Work task:
Restate all of the following data exactly, keeping any images out of the copy.

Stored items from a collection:

════════════════════

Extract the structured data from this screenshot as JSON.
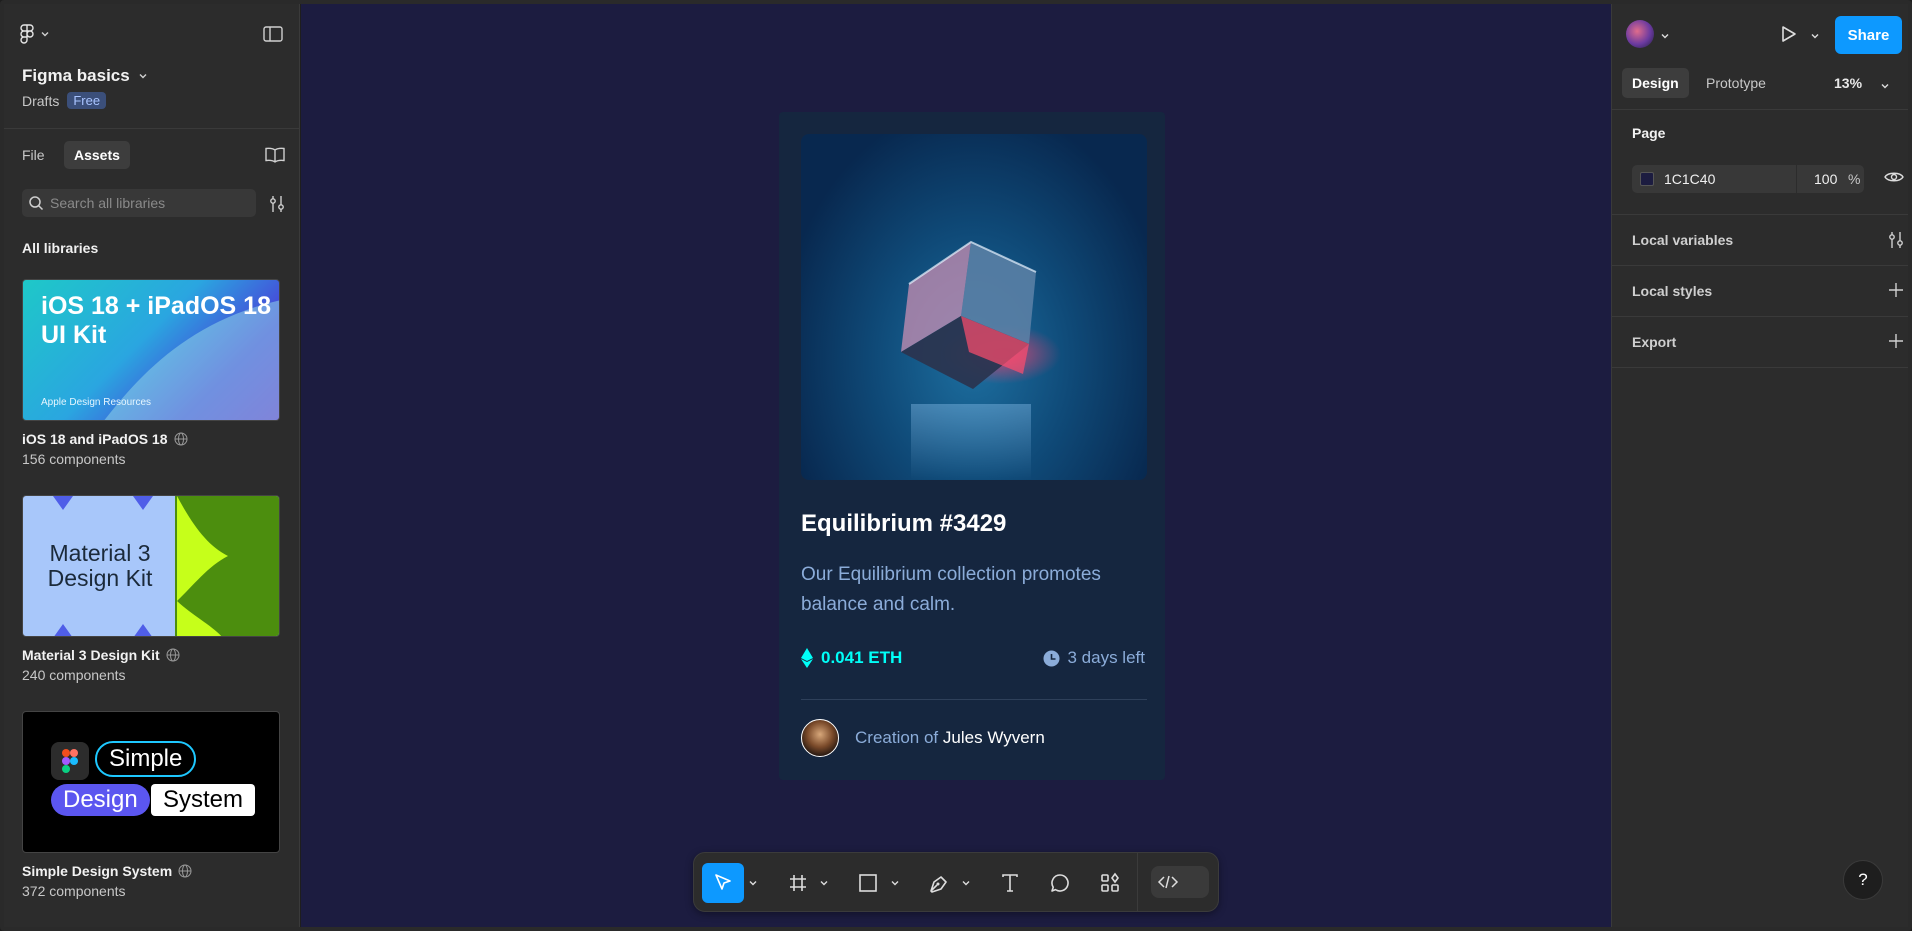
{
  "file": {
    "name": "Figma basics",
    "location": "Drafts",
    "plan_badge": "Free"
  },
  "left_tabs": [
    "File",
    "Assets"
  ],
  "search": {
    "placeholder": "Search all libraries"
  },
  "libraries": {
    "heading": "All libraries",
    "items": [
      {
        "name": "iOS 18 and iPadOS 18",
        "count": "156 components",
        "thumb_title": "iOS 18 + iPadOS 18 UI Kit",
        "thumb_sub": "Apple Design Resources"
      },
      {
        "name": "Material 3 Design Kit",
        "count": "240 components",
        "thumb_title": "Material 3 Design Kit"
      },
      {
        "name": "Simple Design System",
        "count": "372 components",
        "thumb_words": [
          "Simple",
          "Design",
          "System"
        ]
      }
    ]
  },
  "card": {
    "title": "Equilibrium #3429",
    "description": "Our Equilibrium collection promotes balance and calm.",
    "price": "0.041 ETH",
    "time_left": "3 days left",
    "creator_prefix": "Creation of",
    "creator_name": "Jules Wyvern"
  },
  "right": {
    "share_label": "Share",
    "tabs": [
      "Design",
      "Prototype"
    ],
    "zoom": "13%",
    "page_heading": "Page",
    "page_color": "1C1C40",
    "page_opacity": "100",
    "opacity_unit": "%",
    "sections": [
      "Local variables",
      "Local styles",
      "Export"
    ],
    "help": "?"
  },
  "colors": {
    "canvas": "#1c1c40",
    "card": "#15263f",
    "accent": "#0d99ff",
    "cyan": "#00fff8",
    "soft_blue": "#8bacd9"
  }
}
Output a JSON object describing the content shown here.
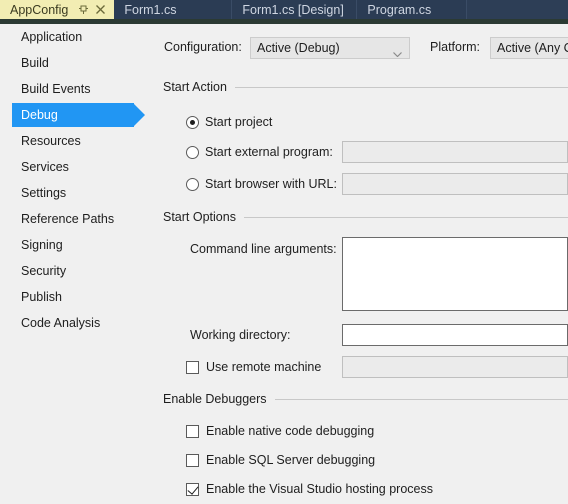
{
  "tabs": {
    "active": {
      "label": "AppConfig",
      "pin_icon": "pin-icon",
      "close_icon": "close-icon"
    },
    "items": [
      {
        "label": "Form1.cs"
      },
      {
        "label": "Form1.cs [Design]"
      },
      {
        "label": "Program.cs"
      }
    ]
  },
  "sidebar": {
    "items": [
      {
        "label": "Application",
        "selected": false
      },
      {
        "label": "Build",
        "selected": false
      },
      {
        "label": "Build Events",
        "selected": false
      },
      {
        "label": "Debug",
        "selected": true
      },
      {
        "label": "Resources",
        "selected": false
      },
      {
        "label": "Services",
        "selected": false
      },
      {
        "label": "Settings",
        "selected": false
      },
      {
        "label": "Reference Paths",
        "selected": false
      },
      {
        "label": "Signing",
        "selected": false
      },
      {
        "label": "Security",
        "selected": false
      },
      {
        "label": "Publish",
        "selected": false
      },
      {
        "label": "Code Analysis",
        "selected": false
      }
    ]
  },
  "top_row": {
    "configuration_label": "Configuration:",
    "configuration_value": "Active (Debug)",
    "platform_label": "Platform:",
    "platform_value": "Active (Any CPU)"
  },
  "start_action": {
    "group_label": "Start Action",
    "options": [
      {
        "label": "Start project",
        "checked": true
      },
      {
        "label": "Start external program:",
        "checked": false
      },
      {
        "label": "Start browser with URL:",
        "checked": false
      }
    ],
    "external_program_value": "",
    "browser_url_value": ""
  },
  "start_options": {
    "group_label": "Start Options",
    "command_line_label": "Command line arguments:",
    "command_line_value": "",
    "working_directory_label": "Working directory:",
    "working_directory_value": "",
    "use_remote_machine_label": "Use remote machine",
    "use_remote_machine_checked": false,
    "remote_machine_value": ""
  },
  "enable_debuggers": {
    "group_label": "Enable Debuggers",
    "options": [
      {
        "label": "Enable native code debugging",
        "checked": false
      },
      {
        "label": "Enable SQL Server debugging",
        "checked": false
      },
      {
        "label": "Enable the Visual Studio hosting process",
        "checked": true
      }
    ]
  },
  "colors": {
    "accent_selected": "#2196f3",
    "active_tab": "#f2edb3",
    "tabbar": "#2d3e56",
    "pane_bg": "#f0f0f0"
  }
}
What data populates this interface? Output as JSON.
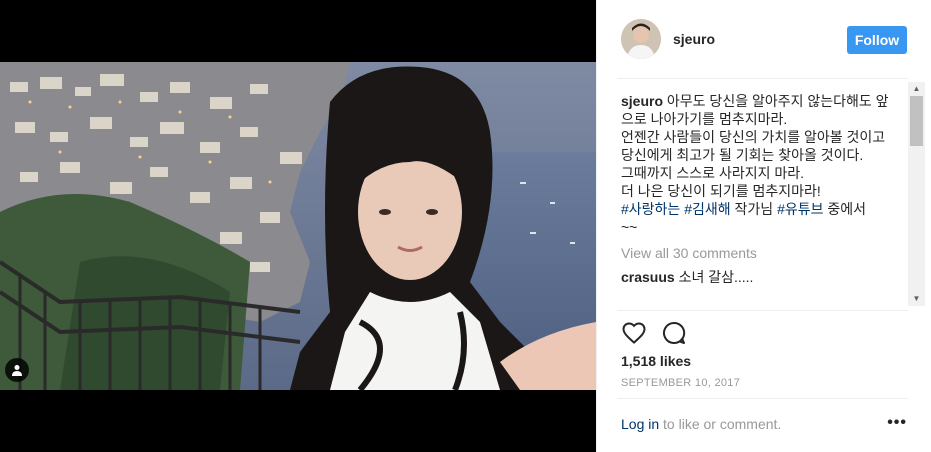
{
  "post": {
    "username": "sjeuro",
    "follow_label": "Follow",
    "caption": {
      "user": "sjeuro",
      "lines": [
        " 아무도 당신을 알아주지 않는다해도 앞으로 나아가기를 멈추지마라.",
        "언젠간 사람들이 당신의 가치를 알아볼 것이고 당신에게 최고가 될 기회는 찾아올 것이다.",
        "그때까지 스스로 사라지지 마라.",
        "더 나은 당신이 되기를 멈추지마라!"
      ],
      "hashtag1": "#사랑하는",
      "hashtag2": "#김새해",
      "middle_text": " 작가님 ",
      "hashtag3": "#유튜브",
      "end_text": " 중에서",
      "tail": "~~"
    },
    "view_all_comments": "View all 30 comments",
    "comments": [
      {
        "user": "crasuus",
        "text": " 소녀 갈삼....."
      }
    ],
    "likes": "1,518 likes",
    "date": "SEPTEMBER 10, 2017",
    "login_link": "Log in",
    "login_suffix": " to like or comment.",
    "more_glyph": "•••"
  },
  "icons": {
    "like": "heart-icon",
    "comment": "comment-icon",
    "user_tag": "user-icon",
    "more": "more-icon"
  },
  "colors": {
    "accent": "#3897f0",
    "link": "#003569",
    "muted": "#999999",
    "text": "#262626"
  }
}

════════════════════

Solution to this problem:
Extract the structured data from this screenshot as JSON.
{
  "file": {
    "name": "Figma basics",
    "location": "Drafts",
    "plan_badge": "Free"
  },
  "left_tabs": [
    "File",
    "Assets"
  ],
  "search": {
    "placeholder": "Search all libraries"
  },
  "libraries": {
    "heading": "All libraries",
    "items": [
      {
        "name": "iOS 18 and iPadOS 18",
        "count": "156 components",
        "thumb_title": "iOS 18 + iPadOS 18 UI Kit",
        "thumb_sub": "Apple Design Resources"
      },
      {
        "name": "Material 3 Design Kit",
        "count": "240 components",
        "thumb_title": "Material 3 Design Kit"
      },
      {
        "name": "Simple Design System",
        "count": "372 components",
        "thumb_words": [
          "Simple",
          "Design",
          "System"
        ]
      }
    ]
  },
  "card": {
    "title": "Equilibrium #3429",
    "description": "Our Equilibrium collection promotes balance and calm.",
    "price": "0.041 ETH",
    "time_left": "3 days left",
    "creator_prefix": "Creation of",
    "creator_name": "Jules Wyvern"
  },
  "right": {
    "share_label": "Share",
    "tabs": [
      "Design",
      "Prototype"
    ],
    "zoom": "13%",
    "page_heading": "Page",
    "page_color": "1C1C40",
    "page_opacity": "100",
    "opacity_unit": "%",
    "sections": [
      "Local variables",
      "Local styles",
      "Export"
    ],
    "help": "?"
  },
  "colors": {
    "canvas": "#1c1c40",
    "card": "#15263f",
    "accent": "#0d99ff",
    "cyan": "#00fff8",
    "soft_blue": "#8bacd9"
  }
}
Output a JSON object describing the content shown here.
{
  "tabs": {
    "active": {
      "label": "AppConfig",
      "pin_icon": "pin-icon",
      "close_icon": "close-icon"
    },
    "items": [
      {
        "label": "Form1.cs"
      },
      {
        "label": "Form1.cs [Design]"
      },
      {
        "label": "Program.cs"
      }
    ]
  },
  "sidebar": {
    "items": [
      {
        "label": "Application",
        "selected": false
      },
      {
        "label": "Build",
        "selected": false
      },
      {
        "label": "Build Events",
        "selected": false
      },
      {
        "label": "Debug",
        "selected": true
      },
      {
        "label": "Resources",
        "selected": false
      },
      {
        "label": "Services",
        "selected": false
      },
      {
        "label": "Settings",
        "selected": false
      },
      {
        "label": "Reference Paths",
        "selected": false
      },
      {
        "label": "Signing",
        "selected": false
      },
      {
        "label": "Security",
        "selected": false
      },
      {
        "label": "Publish",
        "selected": false
      },
      {
        "label": "Code Analysis",
        "selected": false
      }
    ]
  },
  "top_row": {
    "configuration_label": "Configuration:",
    "configuration_value": "Active (Debug)",
    "platform_label": "Platform:",
    "platform_value": "Active (Any CPU)"
  },
  "start_action": {
    "group_label": "Start Action",
    "options": [
      {
        "label": "Start project",
        "checked": true
      },
      {
        "label": "Start external program:",
        "checked": false
      },
      {
        "label": "Start browser with URL:",
        "checked": false
      }
    ],
    "external_program_value": "",
    "browser_url_value": ""
  },
  "start_options": {
    "group_label": "Start Options",
    "command_line_label": "Command line arguments:",
    "command_line_value": "",
    "working_directory_label": "Working directory:",
    "working_directory_value": "",
    "use_remote_machine_label": "Use remote machine",
    "use_remote_machine_checked": false,
    "remote_machine_value": ""
  },
  "enable_debuggers": {
    "group_label": "Enable Debuggers",
    "options": [
      {
        "label": "Enable native code debugging",
        "checked": false
      },
      {
        "label": "Enable SQL Server debugging",
        "checked": false
      },
      {
        "label": "Enable the Visual Studio hosting process",
        "checked": true
      }
    ]
  },
  "colors": {
    "accent_selected": "#2196f3",
    "active_tab": "#f2edb3",
    "tabbar": "#2d3e56",
    "pane_bg": "#f0f0f0"
  }
}
What data populates this interface? Output as JSON.
{
  "post": {
    "username": "sjeuro",
    "follow_label": "Follow",
    "caption": {
      "user": "sjeuro",
      "lines": [
        " 아무도 당신을 알아주지 않는다해도 앞으로 나아가기를 멈추지마라.",
        "언젠간 사람들이 당신의 가치를 알아볼 것이고 당신에게 최고가 될 기회는 찾아올 것이다.",
        "그때까지 스스로 사라지지 마라.",
        "더 나은 당신이 되기를 멈추지마라!"
      ],
      "hashtag1": "#사랑하는",
      "hashtag2": "#김새해",
      "middle_text": " 작가님 ",
      "hashtag3": "#유튜브",
      "end_text": " 중에서",
      "tail": "~~"
    },
    "view_all_comments": "View all 30 comments",
    "comments": [
      {
        "user": "crasuus",
        "text": " 소녀 갈삼....."
      }
    ],
    "likes": "1,518 likes",
    "date": "SEPTEMBER 10, 2017",
    "login_link": "Log in",
    "login_suffix": " to like or comment.",
    "more_glyph": "•••"
  },
  "icons": {
    "like": "heart-icon",
    "comment": "comment-icon",
    "user_tag": "user-icon",
    "more": "more-icon"
  },
  "colors": {
    "accent": "#3897f0",
    "link": "#003569",
    "muted": "#999999",
    "text": "#262626"
  }
}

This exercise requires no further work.